(4) Researchers will begin conducting follow-up interviews with callers approximately 6 weeks after the initial call to the center. This follow-up telephone interview (“MI/SP Caller Follow-up Interview”) will be conducted to collect information on demographic characteristics, gather caller feedback on the initial call made to the center, suicide risk status at the time of and since the call, current depressive symptomatology, follow through with the safety plan and referrals made by the crisis counselor, and barriers to service. Taking into account attrition and the number of callers who do not give consent, it is expected that the total number of follow-up interviews conducted by the research team will not exceed 885. The MI/SP Caller Initial Script protects the privacy of callers by asking the caller how and when they want to be contacted, and what type of message (if any) can be left on an answering machine or with the person picking up the telephone. The caller also has the option of not providing contact information to the crisis center if he/she prefers to call the evaluation team back directly.
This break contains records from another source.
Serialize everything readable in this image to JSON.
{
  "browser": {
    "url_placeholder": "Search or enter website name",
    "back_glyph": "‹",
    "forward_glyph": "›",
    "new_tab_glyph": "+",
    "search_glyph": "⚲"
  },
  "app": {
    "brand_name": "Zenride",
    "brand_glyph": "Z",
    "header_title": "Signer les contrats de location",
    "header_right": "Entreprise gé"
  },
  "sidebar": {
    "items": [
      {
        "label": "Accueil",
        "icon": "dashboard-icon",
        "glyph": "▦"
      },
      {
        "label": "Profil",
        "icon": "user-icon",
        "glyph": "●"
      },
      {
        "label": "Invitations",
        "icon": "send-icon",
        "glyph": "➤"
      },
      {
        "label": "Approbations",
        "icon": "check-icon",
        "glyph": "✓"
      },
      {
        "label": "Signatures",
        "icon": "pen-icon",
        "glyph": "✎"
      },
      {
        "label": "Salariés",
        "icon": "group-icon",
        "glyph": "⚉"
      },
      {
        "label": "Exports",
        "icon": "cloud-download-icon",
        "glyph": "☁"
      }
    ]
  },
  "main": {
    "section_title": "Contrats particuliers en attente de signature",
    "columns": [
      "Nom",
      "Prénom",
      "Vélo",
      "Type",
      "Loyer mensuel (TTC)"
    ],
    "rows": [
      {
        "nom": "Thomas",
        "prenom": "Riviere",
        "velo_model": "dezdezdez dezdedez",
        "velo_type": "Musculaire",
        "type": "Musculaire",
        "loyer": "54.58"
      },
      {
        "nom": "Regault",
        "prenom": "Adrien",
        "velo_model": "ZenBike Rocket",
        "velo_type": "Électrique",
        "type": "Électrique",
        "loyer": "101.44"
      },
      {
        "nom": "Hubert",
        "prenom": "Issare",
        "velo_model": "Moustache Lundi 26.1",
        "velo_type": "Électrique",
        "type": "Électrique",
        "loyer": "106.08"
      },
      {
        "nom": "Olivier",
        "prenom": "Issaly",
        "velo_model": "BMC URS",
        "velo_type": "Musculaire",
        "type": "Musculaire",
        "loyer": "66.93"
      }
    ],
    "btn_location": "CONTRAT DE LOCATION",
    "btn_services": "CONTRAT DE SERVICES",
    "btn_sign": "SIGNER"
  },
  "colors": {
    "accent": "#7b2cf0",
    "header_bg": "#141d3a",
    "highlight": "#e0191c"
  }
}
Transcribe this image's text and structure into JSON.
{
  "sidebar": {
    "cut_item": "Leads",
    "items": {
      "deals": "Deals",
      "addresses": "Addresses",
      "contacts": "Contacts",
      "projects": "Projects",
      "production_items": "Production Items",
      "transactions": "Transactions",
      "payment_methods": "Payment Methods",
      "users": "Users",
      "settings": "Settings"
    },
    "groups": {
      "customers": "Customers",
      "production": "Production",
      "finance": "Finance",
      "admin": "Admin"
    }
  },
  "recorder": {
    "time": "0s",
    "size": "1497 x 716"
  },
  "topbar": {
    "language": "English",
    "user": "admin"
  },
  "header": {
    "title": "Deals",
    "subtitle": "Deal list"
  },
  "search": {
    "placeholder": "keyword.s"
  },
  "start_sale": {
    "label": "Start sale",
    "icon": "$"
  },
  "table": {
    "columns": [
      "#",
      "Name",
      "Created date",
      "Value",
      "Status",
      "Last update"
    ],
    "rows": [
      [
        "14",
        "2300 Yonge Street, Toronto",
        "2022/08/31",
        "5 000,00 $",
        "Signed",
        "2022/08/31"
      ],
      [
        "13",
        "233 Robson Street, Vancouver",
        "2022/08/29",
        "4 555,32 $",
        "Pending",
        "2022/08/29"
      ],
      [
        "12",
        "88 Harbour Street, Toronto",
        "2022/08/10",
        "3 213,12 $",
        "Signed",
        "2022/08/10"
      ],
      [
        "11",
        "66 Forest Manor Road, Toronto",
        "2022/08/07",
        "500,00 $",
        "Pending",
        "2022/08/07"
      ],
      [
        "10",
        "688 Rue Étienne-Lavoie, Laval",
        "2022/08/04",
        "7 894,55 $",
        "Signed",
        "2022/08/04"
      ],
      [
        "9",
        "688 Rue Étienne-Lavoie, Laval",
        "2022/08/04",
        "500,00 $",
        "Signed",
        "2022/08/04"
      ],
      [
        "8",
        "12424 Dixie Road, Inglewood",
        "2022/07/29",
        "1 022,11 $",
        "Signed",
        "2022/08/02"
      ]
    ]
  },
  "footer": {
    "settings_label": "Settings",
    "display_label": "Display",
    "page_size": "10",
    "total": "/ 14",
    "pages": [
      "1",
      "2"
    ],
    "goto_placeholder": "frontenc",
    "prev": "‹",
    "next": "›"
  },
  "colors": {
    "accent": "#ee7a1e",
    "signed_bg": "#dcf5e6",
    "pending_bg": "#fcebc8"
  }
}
The telephone script used when the evaluation team contacts the participant for their follow-up interview (MI/SP Caller Follow-up Consent Script, see Attachment H) includes (1) the fact that the information collection is sponsored by an agency of the Federal Government, (2) the purpose of the information collection and the uses which will be made of the results, (3) the voluntary nature of participation, and (4) the extent to which responses will be held confidential.
The estimated response burden to collect this information is as follows annualized over the requested three year clearance period is presented below:
|Instrument||Number of respondents||Number of responses per respondent*||Hours/ response||Response burden*|
|National Suicide Prevention Lifeline—Call Monitoring Form||10||44||.58||249|
|Crisis Hotline Telephone Initial Script||365||1||.08||29|
|Crisis Hotline Telephone Consent Script||365||1||.17||62|
|Crisis Hotline Telephone Follow-up Assessment||365||1||.67||245|
|MI/SP Silent Monitoring Form||10||37||.58||214|
|MI/SP Caller Initial Script||368||1||.08||29|
|MI/SP Caller Follow-up Consent Script||368||1||.17||63|
|MI/SP Caller Follow-up Interview||295||1||.67||198|
|MI/SP Counselor Consent||75||1||.08||6|
|MI/SP Counselor Attitudes Questionnaire||75||1||.25||19|
|MI/SP Counselor Follow-up Questionnaire||175||2||.17||89|
|* Rounded to the nearest whole number.|
Written comments and recommendations concerning the proposed information collection should be sent by May 20, 2009 to: SAMHSA Desk Officer, Human Resources and Housing Branch, Office of Management and Budget, New Executive Office Building, Room 10235, Washington, DC 20503; due to potential delays in OMB's receipt and processing of mail sent through the U.S. Postal Service, respondents are encouraged to submit comments by fax to: 202-395-6974.Start Signature
Dated: April 13, 2009.
Director, Office of Program Services.
[FR Doc. E9-8974 Filed 4-17-09; 8:45 am]
BILLING CODE 4162-20-P